__The input__.
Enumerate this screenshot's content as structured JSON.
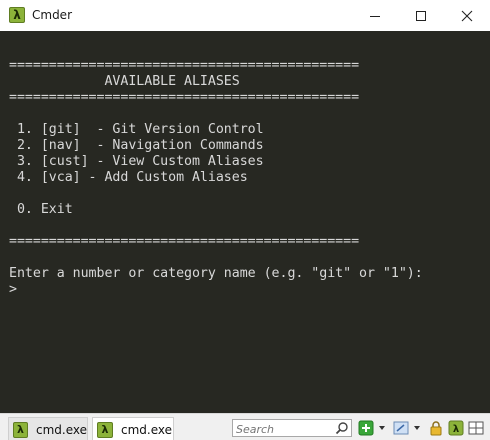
{
  "window": {
    "title": "Cmder",
    "app_icon_glyph": "λ"
  },
  "console": {
    "lines": [
      "============================================",
      "            AVAILABLE ALIASES",
      "============================================",
      "",
      " 1. [git]  - Git Version Control",
      " 2. [nav]  - Navigation Commands",
      " 3. [cust] - View Custom Aliases",
      " 4. [vca] - Add Custom Aliases",
      "",
      " 0. Exit",
      "",
      "============================================",
      "",
      "Enter a number or category name (e.g. \"git\" or \"1\"):",
      ">"
    ]
  },
  "statusbar": {
    "tabs": [
      {
        "label": "cmd.exe",
        "icon": "λ"
      },
      {
        "label": "cmd.exe",
        "icon": "λ"
      }
    ],
    "search": {
      "placeholder": "Search",
      "value": ""
    }
  },
  "colors": {
    "console_bg": "#272822",
    "console_fg": "#d8d8d8",
    "lambda_green": "#8cb33a"
  }
}
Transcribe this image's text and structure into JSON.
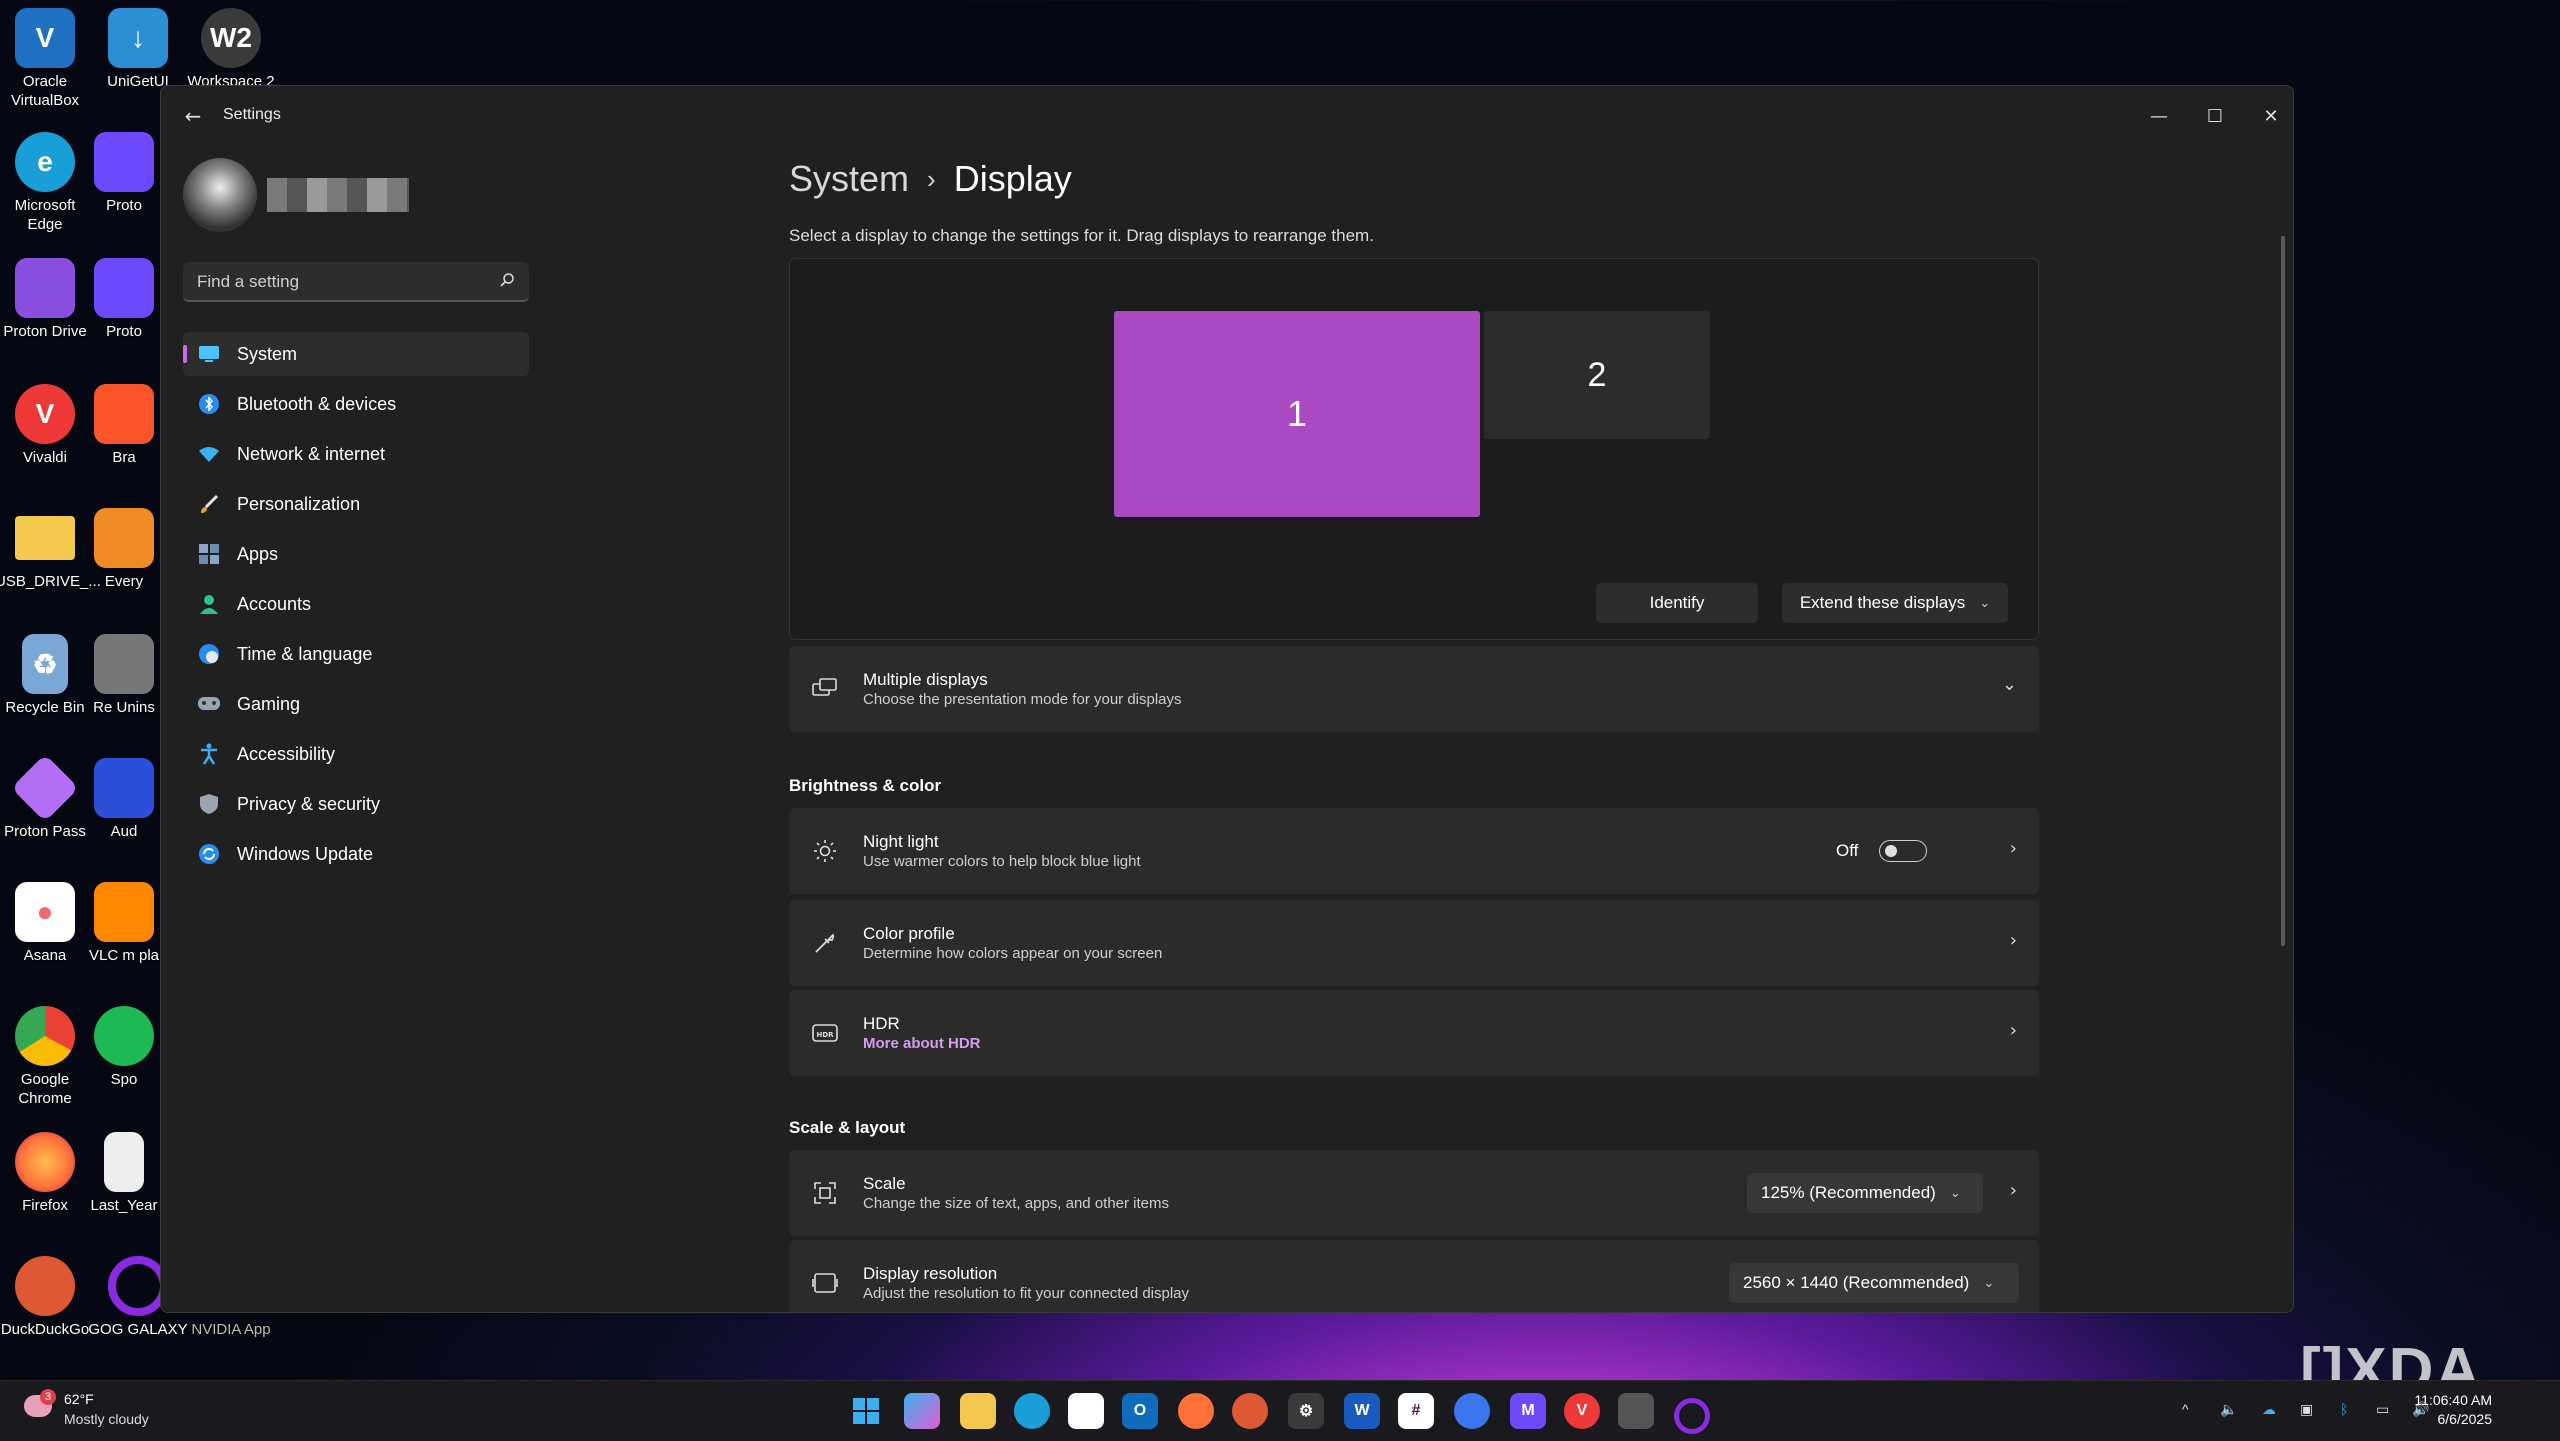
{
  "desktop": {
    "icons": [
      {
        "label": "Oracle VirtualBox",
        "icon": "virtualbox-icon",
        "color": "#1f6fc2"
      },
      {
        "label": "UniGetUI",
        "icon": "unigetui-icon",
        "color": "#2b8fd6"
      },
      {
        "label": "Workspace 2",
        "icon": "workspace-icon",
        "color": "#3a3a3a",
        "glyph": "W2"
      },
      {
        "label": "Microsoft Edge",
        "icon": "edge-icon",
        "color": "#1a9ed8"
      },
      {
        "label": "Proton Drive",
        "icon": "proton-drive-icon",
        "color": "#8a4fe0"
      },
      {
        "label": "Vivaldi",
        "icon": "vivaldi-icon",
        "color": "#ef3939"
      },
      {
        "label": "USB_DRIVE_...",
        "icon": "folder-icon",
        "color": "#f2c94c"
      },
      {
        "label": "Recycle Bin",
        "icon": "recycle-bin-icon",
        "color": "#7aa7d6"
      },
      {
        "label": "Proton Pass",
        "icon": "proton-pass-icon",
        "color": "#b46ef5"
      },
      {
        "label": "Asana",
        "icon": "asana-icon",
        "color": "#f06a6a"
      },
      {
        "label": "Google Chrome",
        "icon": "chrome-icon",
        "color": "#34a853"
      },
      {
        "label": "Firefox",
        "icon": "firefox-icon",
        "color": "#ff7139"
      },
      {
        "label": "DuckDuckGo",
        "icon": "duckduckgo-icon",
        "color": "#de5833"
      },
      {
        "label": "GOG GALAXY",
        "icon": "gog-galaxy-icon",
        "color": "#8a2be2"
      },
      {
        "label": "NVIDIA App",
        "icon": "nvidia-icon",
        "color": "#2a2a2a"
      }
    ],
    "partial_labels": [
      "Proto",
      "Proto",
      "Bra",
      "Every",
      "Re Unins",
      "Aud",
      "VLC m pla",
      "Spo",
      "Last_Year"
    ]
  },
  "window": {
    "title": "Settings",
    "minimize": "—",
    "maximize": "☐",
    "close": "✕"
  },
  "sidebar": {
    "search_placeholder": "Find a setting",
    "items": [
      {
        "label": "System",
        "icon": "system-icon",
        "active": true
      },
      {
        "label": "Bluetooth & devices",
        "icon": "bluetooth-icon"
      },
      {
        "label": "Network & internet",
        "icon": "wifi-icon"
      },
      {
        "label": "Personalization",
        "icon": "brush-icon"
      },
      {
        "label": "Apps",
        "icon": "apps-icon"
      },
      {
        "label": "Accounts",
        "icon": "accounts-icon"
      },
      {
        "label": "Time & language",
        "icon": "globe-clock-icon"
      },
      {
        "label": "Gaming",
        "icon": "controller-icon"
      },
      {
        "label": "Accessibility",
        "icon": "accessibility-icon"
      },
      {
        "label": "Privacy & security",
        "icon": "shield-icon"
      },
      {
        "label": "Windows Update",
        "icon": "update-icon"
      }
    ]
  },
  "content": {
    "breadcrumb_parent": "System",
    "breadcrumb_sep": "›",
    "breadcrumb_current": "Display",
    "description": "Select a display to change the settings for it. Drag displays to rearrange them.",
    "monitors": {
      "one": "1",
      "two": "2"
    },
    "identify_label": "Identify",
    "extend_label": "Extend these displays",
    "multiple_displays": {
      "title": "Multiple displays",
      "subtitle": "Choose the presentation mode for your displays"
    },
    "brightness_header": "Brightness & color",
    "night_light": {
      "title": "Night light",
      "subtitle": "Use warmer colors to help block blue light",
      "state": "Off"
    },
    "color_profile": {
      "title": "Color profile",
      "subtitle": "Determine how colors appear on your screen"
    },
    "hdr": {
      "title": "HDR",
      "link": "More about HDR"
    },
    "scale_header": "Scale & layout",
    "scale": {
      "title": "Scale",
      "subtitle": "Change the size of text, apps, and other items",
      "value": "125% (Recommended)"
    },
    "resolution": {
      "title": "Display resolution",
      "subtitle": "Adjust the resolution to fit your connected display",
      "value": "2560 × 1440 (Recommended)"
    }
  },
  "taskbar": {
    "weather_temp": "62°F",
    "weather_desc": "Mostly cloudy",
    "weather_badge": "3",
    "time": "11:06:40 AM",
    "date": "6/6/2025"
  },
  "watermark": "XDA",
  "colors": {
    "accent": "#a94ac3",
    "link": "#d59cf0"
  }
}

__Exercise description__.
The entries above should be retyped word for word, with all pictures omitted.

__Solution for this problem__.
Enumerate this screenshot's content as structured JSON.
{
  "window": {
    "title": "Cmder",
    "app_icon_glyph": "λ"
  },
  "console": {
    "lines": [
      "============================================",
      "            AVAILABLE ALIASES",
      "============================================",
      "",
      " 1. [git]  - Git Version Control",
      " 2. [nav]  - Navigation Commands",
      " 3. [cust] - View Custom Aliases",
      " 4. [vca] - Add Custom Aliases",
      "",
      " 0. Exit",
      "",
      "============================================",
      "",
      "Enter a number or category name (e.g. \"git\" or \"1\"):",
      ">"
    ]
  },
  "statusbar": {
    "tabs": [
      {
        "label": "cmd.exe",
        "icon": "λ"
      },
      {
        "label": "cmd.exe",
        "icon": "λ"
      }
    ],
    "search": {
      "placeholder": "Search",
      "value": ""
    }
  },
  "colors": {
    "console_bg": "#272822",
    "console_fg": "#d8d8d8",
    "lambda_green": "#8cb33a"
  }
}
Transcribe this image's text and structure into JSON.
{
  "desktop": {
    "icons": [
      {
        "label": "Oracle VirtualBox",
        "icon": "virtualbox-icon",
        "color": "#1f6fc2"
      },
      {
        "label": "UniGetUI",
        "icon": "unigetui-icon",
        "color": "#2b8fd6"
      },
      {
        "label": "Workspace 2",
        "icon": "workspace-icon",
        "color": "#3a3a3a",
        "glyph": "W2"
      },
      {
        "label": "Microsoft Edge",
        "icon": "edge-icon",
        "color": "#1a9ed8"
      },
      {
        "label": "Proton Drive",
        "icon": "proton-drive-icon",
        "color": "#8a4fe0"
      },
      {
        "label": "Vivaldi",
        "icon": "vivaldi-icon",
        "color": "#ef3939"
      },
      {
        "label": "USB_DRIVE_...",
        "icon": "folder-icon",
        "color": "#f2c94c"
      },
      {
        "label": "Recycle Bin",
        "icon": "recycle-bin-icon",
        "color": "#7aa7d6"
      },
      {
        "label": "Proton Pass",
        "icon": "proton-pass-icon",
        "color": "#b46ef5"
      },
      {
        "label": "Asana",
        "icon": "asana-icon",
        "color": "#f06a6a"
      },
      {
        "label": "Google Chrome",
        "icon": "chrome-icon",
        "color": "#34a853"
      },
      {
        "label": "Firefox",
        "icon": "firefox-icon",
        "color": "#ff7139"
      },
      {
        "label": "DuckDuckGo",
        "icon": "duckduckgo-icon",
        "color": "#de5833"
      },
      {
        "label": "GOG GALAXY",
        "icon": "gog-galaxy-icon",
        "color": "#8a2be2"
      },
      {
        "label": "NVIDIA App",
        "icon": "nvidia-icon",
        "color": "#2a2a2a"
      }
    ],
    "partial_labels": [
      "Proto",
      "Proto",
      "Bra",
      "Every",
      "Re Unins",
      "Aud",
      "VLC m pla",
      "Spo",
      "Last_Year"
    ]
  },
  "window": {
    "title": "Settings",
    "minimize": "—",
    "maximize": "☐",
    "close": "✕"
  },
  "sidebar": {
    "search_placeholder": "Find a setting",
    "items": [
      {
        "label": "System",
        "icon": "system-icon",
        "active": true
      },
      {
        "label": "Bluetooth & devices",
        "icon": "bluetooth-icon"
      },
      {
        "label": "Network & internet",
        "icon": "wifi-icon"
      },
      {
        "label": "Personalization",
        "icon": "brush-icon"
      },
      {
        "label": "Apps",
        "icon": "apps-icon"
      },
      {
        "label": "Accounts",
        "icon": "accounts-icon"
      },
      {
        "label": "Time & language",
        "icon": "globe-clock-icon"
      },
      {
        "label": "Gaming",
        "icon": "controller-icon"
      },
      {
        "label": "Accessibility",
        "icon": "accessibility-icon"
      },
      {
        "label": "Privacy & security",
        "icon": "shield-icon"
      },
      {
        "label": "Windows Update",
        "icon": "update-icon"
      }
    ]
  },
  "content": {
    "breadcrumb_parent": "System",
    "breadcrumb_sep": "›",
    "breadcrumb_current": "Display",
    "description": "Select a display to change the settings for it. Drag displays to rearrange them.",
    "monitors": {
      "one": "1",
      "two": "2"
    },
    "identify_label": "Identify",
    "extend_label": "Extend these displays",
    "multiple_displays": {
      "title": "Multiple displays",
      "subtitle": "Choose the presentation mode for your displays"
    },
    "brightness_header": "Brightness & color",
    "night_light": {
      "title": "Night light",
      "subtitle": "Use warmer colors to help block blue light",
      "state": "Off"
    },
    "color_profile": {
      "title": "Color profile",
      "subtitle": "Determine how colors appear on your screen"
    },
    "hdr": {
      "title": "HDR",
      "link": "More about HDR"
    },
    "scale_header": "Scale & layout",
    "scale": {
      "title": "Scale",
      "subtitle": "Change the size of text, apps, and other items",
      "value": "125% (Recommended)"
    },
    "resolution": {
      "title": "Display resolution",
      "subtitle": "Adjust the resolution to fit your connected display",
      "value": "2560 × 1440 (Recommended)"
    }
  },
  "taskbar": {
    "weather_temp": "62°F",
    "weather_desc": "Mostly cloudy",
    "weather_badge": "3",
    "time": "11:06:40 AM",
    "date": "6/6/2025"
  },
  "watermark": "XDA",
  "colors": {
    "accent": "#a94ac3",
    "link": "#d59cf0"
  }
}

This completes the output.